Forces from an alliance of Arab states seized the entrance to the airport in Yemen's main port city on Friday, in an offensive against the Iran-aligned Houthi movement that the United Nations fears could trigger a starvation imperilling millions of lives.
The Arab League said it supported the coalition, especially in Hudaida.
The Saudi-led coalition has imposed an air, sea, and land embargo on Yemen since March 2015, aiming to dislodge the Houthis from cities they control, paralyzing trade and access to the country. Military sources said the deaths were caused by mines and snipers.

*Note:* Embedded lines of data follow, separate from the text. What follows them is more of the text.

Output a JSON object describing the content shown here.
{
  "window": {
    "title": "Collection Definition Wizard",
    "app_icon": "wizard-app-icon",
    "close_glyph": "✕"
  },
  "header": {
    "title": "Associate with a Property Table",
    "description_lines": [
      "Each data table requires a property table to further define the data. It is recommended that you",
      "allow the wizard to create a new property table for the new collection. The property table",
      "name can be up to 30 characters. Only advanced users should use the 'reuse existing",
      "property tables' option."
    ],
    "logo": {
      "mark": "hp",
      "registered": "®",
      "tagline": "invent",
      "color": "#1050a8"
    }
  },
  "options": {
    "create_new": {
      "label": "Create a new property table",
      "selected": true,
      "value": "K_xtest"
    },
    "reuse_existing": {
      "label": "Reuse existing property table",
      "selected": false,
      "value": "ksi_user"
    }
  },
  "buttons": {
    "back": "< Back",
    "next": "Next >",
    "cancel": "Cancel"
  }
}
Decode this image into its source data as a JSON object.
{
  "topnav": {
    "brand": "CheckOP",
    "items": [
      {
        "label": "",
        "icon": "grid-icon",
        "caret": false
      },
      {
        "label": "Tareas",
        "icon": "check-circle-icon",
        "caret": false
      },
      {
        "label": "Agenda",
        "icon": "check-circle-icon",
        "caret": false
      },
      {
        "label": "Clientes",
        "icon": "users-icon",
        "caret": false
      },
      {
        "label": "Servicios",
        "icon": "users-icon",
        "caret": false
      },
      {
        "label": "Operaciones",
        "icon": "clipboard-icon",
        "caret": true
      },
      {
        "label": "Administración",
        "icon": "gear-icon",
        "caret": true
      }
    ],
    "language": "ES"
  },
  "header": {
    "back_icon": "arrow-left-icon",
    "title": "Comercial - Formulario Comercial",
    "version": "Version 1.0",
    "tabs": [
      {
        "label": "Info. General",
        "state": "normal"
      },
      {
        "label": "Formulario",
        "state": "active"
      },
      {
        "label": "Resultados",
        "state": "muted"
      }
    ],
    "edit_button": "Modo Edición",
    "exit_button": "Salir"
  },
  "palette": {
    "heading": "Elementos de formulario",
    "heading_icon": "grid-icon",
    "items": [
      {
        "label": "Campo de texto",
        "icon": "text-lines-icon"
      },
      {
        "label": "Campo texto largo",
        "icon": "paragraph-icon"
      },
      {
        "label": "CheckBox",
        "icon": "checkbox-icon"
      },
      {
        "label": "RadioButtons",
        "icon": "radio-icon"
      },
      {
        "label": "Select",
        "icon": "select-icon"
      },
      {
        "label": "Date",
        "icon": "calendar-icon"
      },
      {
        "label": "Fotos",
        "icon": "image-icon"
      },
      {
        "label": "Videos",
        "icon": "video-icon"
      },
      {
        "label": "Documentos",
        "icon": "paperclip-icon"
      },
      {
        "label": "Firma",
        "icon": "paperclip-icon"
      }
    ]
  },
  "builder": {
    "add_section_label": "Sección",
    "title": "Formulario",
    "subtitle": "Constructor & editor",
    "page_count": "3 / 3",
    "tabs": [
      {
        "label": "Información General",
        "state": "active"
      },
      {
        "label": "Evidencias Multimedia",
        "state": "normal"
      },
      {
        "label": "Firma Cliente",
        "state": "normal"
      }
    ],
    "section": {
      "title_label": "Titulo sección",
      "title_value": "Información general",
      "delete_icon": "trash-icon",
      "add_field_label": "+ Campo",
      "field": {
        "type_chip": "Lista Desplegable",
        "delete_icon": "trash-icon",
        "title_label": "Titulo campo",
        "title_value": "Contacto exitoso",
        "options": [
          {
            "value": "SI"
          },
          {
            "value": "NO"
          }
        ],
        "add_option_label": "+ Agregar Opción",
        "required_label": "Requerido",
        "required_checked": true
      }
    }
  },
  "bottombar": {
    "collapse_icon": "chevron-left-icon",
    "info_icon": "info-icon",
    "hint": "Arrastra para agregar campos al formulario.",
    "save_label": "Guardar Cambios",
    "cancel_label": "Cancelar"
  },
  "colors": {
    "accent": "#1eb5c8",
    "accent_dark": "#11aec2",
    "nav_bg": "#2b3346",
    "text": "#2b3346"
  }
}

The Red Sea port, controlled by the Iran-backed Houthi rebels, serves as the entry point for 70 per cent of the impoverished country's imports, but the coalition maintains that the rebels use it to smuggle weapons. Secretary of State Mike Pompeo said in a statement Monday that the US expressed its "desire to address [UAE] security concerns" in Yemen, so long as humanitarian aid efforts are preserved.
The UN Security Council on Thursday called for a key port in war-ravaged Yemen to be kept open to deliveries of vital food and humanitarian supplies after the Saudi-led coalition launched an offensive to seize Hodeida.
"And we think when the time is appropriate we (will) also push hard the Houthis to leave our capital and restore the stability in Yemen", Alyemany said.
He added that this hostile act by the Iranian-supported terrorist Houthi militias proves the continued involvement of the Iranian regime in supporting the armed Houthi militias with qualitative capabilities, in clear defiance of UN Security Council Resolutions 2216 and 2231 in order to threaten the security of Saudi Arabia and destabilize regional and worldwide security.
The Houthis' television channel earlier said they had struck a coalition ship off the coast of Hodeidah with two missiles.
The Saudi-led coalition began its assault Wednesday on Hodeida, the main entry for food into a country already on the brink of starvation.More news: Putin's World Cup Gestures, Explained
The United Arab Emirates' ambassador to the United Nations in Geneva says the four Emirati troops who were killed in Yemen were taking part in the campaign to retake the port city of Hodeida.
Fighting on the ground is focused on the area around Hodeidah's airport, to the south of the city, and the United Nations reported that aid shipments continued to flow at Hodeidah's port.
The Houthis generate USD30 million to USD40 million a month in revenue from the port, the UAE official estimated.
The Saudi-led coalition backing Yemen's exiled government began its assault Wednesday on Hodeida, the main entry for food into a country already on the brink of starvation.
That includes the Security Council, which according to The Associated Press announced after its closed-door meeting that it has "deep concerns about the risks to the humanitarian situation" in Hodeidah. "If they keep Hodeida and its revenues and its strategic location, the war will last a long time and (add to) the suffering of the Yemeni people".
Huthi urged his troops to "confront the forces of tyranny", warning they would recapture areas taken by pro-government forces by bringing "huge numbers" of fighters to the battle, according to the rebels' Al-Masirah TV.
Despite the joy in the faces of most of the population in Sana'a, citizens fear a consequent disruption of the port's work and the disruption of the flow of goods and fuel to Sanaa and other provinces under militia rule.
"The offensive against Hodeida risks triggering catastrophic consequences for all of Yemen", Russia's foreign ministry said in a statement yesterday ahead of the Security Council meeting later in the day. In a statement, he held the U.S. and Britain responsible for the Saudi-backed attack on the vital port city. Over 14300 people, mostly civilians have lost their lives since then.
There was, however, not enough support to urge Saudi Arabia and the United Arab Emirates (UAE) - which back pro-government Yemeni forces - to halt the offensive.